- Designate areas of the home to create a SACRED SPACE for each of you. With larger homes, this is easy; in smaller spaces it will take more creativity and the willingness to have it work for everyone. I interviewed some couples to see how they’re doing it:
- “We split the house front to back and excluding the kitchen. My husband has the front (nearer the kitchen because he does like to cook) while I have the back half to myself. It’s brought us closer.”
- “My fiancé and I live in 750 square feet. We are on top of each other. The only alone time we get is alternating walking the dog. We’ve decided to do a deep clean of our apartment and we will be arranging designated space for each of us. This has been tough for us.”
- “We each have our own bedroom. It’s easy for us to give time and space to the other and on special evenings we will invite the other over for the night. We’ve gotten closer.”
- “I have an outside office. It’s big enough for me to sit comfortably and enjoy some space. My husband really likes the deck and that’s where he will hang out. We wake together in the mornings and do our daily rituals through to breakfast. At that time, I head to the office and we meet again at lunch then dinner. We arrange together time. We are feeling closer and happier with each other than ever.”
- Give each other little surprises – just because you’re stuck inside doesn’t eliminate online shopping. If that’s not an option, then pick a flower while you’re out, write a simple note or on your next grocery outing, pick up something – just for your partner.
- Talk about your feelings. Not everybody likes to discuss feelings, and you or your partner might be someone who doesn’t. If that’s the case, then consider specific conversations around how you’re doing. A great way to open up is to use TABLE TOPICS for couples. We have been using ours every night at dinner, even before the pandemic.
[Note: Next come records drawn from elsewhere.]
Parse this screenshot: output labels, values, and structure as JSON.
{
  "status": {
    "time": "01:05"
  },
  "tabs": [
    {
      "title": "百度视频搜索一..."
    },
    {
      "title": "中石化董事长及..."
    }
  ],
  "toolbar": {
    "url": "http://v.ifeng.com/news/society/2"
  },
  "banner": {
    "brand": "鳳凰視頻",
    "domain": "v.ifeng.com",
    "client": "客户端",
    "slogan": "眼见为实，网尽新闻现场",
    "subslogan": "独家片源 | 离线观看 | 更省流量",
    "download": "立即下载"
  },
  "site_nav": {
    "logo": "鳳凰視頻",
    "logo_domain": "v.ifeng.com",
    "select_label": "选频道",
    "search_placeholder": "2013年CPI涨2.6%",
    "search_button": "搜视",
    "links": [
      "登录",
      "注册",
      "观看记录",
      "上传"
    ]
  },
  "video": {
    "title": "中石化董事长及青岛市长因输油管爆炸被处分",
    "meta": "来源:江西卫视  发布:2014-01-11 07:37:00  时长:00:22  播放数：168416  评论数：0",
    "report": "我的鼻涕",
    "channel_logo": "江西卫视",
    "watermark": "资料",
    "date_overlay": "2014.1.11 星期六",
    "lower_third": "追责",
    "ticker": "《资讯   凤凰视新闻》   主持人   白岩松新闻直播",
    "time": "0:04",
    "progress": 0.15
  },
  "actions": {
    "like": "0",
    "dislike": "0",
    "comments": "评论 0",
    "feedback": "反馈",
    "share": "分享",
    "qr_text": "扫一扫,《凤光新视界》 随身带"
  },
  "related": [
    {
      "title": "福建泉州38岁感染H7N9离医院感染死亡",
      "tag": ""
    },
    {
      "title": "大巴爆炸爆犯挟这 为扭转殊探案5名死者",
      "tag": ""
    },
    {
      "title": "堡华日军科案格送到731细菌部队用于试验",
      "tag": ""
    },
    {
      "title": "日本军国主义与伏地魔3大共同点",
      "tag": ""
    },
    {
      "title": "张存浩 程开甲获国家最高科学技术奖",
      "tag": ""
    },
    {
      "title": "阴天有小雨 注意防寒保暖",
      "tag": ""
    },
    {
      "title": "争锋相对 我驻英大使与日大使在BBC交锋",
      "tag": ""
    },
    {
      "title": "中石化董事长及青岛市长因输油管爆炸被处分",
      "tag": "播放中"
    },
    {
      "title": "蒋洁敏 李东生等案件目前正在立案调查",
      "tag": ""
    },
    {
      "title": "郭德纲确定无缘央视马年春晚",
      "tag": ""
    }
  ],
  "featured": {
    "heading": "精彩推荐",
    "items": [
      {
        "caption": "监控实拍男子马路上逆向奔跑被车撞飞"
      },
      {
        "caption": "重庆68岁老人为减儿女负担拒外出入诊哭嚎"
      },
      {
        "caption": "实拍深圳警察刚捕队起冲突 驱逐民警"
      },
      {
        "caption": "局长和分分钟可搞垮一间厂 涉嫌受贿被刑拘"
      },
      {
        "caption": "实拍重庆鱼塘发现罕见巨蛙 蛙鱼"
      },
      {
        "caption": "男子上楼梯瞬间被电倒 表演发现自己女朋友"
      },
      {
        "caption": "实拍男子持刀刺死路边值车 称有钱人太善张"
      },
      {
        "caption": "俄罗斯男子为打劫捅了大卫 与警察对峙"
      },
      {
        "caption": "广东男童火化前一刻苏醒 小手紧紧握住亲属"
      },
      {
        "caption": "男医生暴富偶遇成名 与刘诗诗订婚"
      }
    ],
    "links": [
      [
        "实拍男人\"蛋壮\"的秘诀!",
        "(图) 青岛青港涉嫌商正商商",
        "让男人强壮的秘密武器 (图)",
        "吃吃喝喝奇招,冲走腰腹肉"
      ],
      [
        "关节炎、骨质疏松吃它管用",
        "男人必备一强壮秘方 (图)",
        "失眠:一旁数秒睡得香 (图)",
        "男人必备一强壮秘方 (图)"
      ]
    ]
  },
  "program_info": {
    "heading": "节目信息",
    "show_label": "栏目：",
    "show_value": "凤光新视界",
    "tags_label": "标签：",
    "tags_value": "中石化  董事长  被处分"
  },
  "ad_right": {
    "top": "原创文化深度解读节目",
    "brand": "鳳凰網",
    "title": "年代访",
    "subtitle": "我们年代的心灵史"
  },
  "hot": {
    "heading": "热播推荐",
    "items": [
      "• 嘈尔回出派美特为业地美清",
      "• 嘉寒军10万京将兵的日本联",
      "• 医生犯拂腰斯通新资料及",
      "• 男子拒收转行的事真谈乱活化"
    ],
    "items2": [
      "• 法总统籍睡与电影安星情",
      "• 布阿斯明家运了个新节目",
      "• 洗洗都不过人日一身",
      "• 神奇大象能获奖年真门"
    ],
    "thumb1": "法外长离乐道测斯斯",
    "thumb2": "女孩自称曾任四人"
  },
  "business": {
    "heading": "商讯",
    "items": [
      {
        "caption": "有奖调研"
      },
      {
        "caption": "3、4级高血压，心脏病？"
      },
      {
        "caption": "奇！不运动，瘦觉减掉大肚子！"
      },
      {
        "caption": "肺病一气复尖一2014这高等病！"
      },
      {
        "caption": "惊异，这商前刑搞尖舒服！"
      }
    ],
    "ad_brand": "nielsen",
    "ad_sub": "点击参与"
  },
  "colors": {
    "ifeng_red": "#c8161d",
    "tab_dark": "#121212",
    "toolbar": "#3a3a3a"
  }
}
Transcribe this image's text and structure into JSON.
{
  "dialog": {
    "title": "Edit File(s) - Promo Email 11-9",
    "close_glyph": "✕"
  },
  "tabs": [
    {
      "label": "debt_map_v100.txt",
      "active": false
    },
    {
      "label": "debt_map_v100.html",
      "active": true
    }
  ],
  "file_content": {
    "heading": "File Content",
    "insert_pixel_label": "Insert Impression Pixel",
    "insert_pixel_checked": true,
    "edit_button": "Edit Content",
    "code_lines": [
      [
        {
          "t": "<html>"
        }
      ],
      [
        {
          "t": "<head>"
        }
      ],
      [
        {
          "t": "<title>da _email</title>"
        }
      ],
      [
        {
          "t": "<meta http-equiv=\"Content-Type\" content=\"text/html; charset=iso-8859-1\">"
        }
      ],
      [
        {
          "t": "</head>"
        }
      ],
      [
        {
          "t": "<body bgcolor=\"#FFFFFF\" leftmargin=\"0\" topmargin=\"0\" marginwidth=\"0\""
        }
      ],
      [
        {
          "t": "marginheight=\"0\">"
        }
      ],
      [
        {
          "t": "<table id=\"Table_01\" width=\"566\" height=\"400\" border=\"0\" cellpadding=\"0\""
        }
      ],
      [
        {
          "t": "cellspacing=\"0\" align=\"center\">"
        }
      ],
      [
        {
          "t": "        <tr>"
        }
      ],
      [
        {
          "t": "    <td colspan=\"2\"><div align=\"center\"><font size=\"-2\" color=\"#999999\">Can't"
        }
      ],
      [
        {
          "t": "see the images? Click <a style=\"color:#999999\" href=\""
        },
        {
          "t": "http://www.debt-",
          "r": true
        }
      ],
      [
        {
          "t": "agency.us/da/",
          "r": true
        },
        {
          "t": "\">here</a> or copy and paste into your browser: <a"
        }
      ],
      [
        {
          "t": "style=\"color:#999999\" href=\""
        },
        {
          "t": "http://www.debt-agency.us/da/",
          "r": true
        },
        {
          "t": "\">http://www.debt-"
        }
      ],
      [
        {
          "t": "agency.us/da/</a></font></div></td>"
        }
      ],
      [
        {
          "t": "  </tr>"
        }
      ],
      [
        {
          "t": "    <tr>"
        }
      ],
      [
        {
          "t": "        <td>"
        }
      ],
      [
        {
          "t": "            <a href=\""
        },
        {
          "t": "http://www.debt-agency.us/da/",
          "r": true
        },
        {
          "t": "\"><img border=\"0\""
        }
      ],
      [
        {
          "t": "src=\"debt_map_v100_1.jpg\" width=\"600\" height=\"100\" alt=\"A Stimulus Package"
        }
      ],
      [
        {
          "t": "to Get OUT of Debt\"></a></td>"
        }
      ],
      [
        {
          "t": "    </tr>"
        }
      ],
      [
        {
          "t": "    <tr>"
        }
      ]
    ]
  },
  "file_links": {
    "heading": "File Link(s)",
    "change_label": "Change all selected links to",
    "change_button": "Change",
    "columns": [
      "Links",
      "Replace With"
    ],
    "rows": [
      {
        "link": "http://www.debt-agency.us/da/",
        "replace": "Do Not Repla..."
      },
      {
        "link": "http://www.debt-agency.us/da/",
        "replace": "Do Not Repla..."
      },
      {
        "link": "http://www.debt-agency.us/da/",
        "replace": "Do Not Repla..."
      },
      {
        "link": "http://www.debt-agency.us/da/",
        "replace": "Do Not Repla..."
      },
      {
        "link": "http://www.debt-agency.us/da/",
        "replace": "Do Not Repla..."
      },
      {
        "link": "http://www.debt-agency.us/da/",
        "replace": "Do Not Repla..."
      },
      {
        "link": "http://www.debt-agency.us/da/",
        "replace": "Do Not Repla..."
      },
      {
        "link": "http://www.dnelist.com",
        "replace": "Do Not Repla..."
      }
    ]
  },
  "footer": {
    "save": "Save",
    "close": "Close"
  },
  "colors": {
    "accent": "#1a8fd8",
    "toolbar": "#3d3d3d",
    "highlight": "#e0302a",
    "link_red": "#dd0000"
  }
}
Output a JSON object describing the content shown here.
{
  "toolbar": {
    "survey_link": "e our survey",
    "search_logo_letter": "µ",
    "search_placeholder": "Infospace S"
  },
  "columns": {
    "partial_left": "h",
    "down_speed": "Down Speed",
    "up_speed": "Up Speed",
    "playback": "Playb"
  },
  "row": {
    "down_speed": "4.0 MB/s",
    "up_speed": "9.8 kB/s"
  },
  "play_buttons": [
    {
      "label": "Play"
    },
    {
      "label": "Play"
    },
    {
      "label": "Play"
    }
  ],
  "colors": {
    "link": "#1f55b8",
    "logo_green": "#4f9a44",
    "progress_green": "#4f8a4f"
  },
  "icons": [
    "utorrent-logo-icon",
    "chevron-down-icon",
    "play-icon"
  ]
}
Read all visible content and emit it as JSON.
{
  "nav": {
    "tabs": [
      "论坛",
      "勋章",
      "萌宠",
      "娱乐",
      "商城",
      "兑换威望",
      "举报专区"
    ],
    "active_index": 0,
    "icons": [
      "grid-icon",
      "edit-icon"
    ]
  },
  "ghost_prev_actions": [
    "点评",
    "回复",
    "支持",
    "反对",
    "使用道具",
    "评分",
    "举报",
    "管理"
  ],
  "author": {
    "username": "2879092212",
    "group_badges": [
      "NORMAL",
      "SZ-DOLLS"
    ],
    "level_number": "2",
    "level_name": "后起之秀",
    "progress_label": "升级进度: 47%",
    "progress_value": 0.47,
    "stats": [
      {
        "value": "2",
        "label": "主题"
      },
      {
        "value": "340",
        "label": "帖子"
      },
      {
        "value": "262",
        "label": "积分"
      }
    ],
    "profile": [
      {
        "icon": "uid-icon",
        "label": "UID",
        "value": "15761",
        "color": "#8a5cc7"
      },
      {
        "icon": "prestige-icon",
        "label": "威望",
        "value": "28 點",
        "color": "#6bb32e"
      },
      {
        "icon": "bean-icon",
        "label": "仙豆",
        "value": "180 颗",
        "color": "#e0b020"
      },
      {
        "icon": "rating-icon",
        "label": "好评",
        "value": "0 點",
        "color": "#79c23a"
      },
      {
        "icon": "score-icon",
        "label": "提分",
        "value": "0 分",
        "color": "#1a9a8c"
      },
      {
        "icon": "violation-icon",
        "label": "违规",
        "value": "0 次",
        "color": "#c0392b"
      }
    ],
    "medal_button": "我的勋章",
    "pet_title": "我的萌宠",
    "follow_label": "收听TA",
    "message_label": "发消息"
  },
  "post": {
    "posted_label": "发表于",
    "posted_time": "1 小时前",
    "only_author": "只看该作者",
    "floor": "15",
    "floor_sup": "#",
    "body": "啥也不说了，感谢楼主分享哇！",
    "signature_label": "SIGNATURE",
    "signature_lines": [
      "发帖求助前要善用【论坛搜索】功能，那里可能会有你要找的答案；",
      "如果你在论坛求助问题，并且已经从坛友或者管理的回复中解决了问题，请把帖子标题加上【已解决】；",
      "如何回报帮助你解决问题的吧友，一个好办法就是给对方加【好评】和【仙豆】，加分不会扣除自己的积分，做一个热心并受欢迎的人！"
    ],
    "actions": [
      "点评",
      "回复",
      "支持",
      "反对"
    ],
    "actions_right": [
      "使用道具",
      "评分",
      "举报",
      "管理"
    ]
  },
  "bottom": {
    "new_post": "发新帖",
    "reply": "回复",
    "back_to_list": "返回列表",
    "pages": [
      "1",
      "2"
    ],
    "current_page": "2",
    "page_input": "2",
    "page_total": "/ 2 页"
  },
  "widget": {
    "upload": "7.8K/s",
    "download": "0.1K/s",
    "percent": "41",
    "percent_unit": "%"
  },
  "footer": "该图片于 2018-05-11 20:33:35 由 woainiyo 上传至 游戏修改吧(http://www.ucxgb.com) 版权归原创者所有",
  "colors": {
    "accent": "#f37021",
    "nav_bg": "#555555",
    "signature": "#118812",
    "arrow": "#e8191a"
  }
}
- Don’t alienate yourselves as “a couple” from the ones you love – plan ZOOM events with your family and friends (dress up or create a theme, and designate an end-time, so guests can schedule their time).
Regardless of how you choose to cope, it is your recovery time that will make the biggest difference. Especially during these difficult times, your being able to bounce back quickly from challenging moments with your partner will surely pay off.
“What the pandemic has given us is a once-in-a-lifetime chance to see ourselves in the plainest of views. At no other time, ever in our lives, have we gotten the opportunity to see what would happen if the world simply stopped. Here it is. We’re in it.” –Julio Vincent gambuto, film producer, writer director
A rare opportunity to only put back into our relationship what works for us. Building it from what makes our lives richer, more peaceful, and more content.
This is your chance to redefine your relationship as a couple. Take it!
Thomas Kuster has trained inside the work of Peter K. Gerlach – Parts and The Internal Family, Patricia McDade – Consulting Alliance, and is certified through the HEARTMATH Institute and the Awakening Coaching Alliance. His systematic approach, The Heart Path, along with his unique point of view, helps couples and individuals see new possibilities for their relationships. Thomas started his coaching career in 1995. He designed and produced a classroom series for couples called Partners For Life, partners committed to a lifetime versus a life sentence.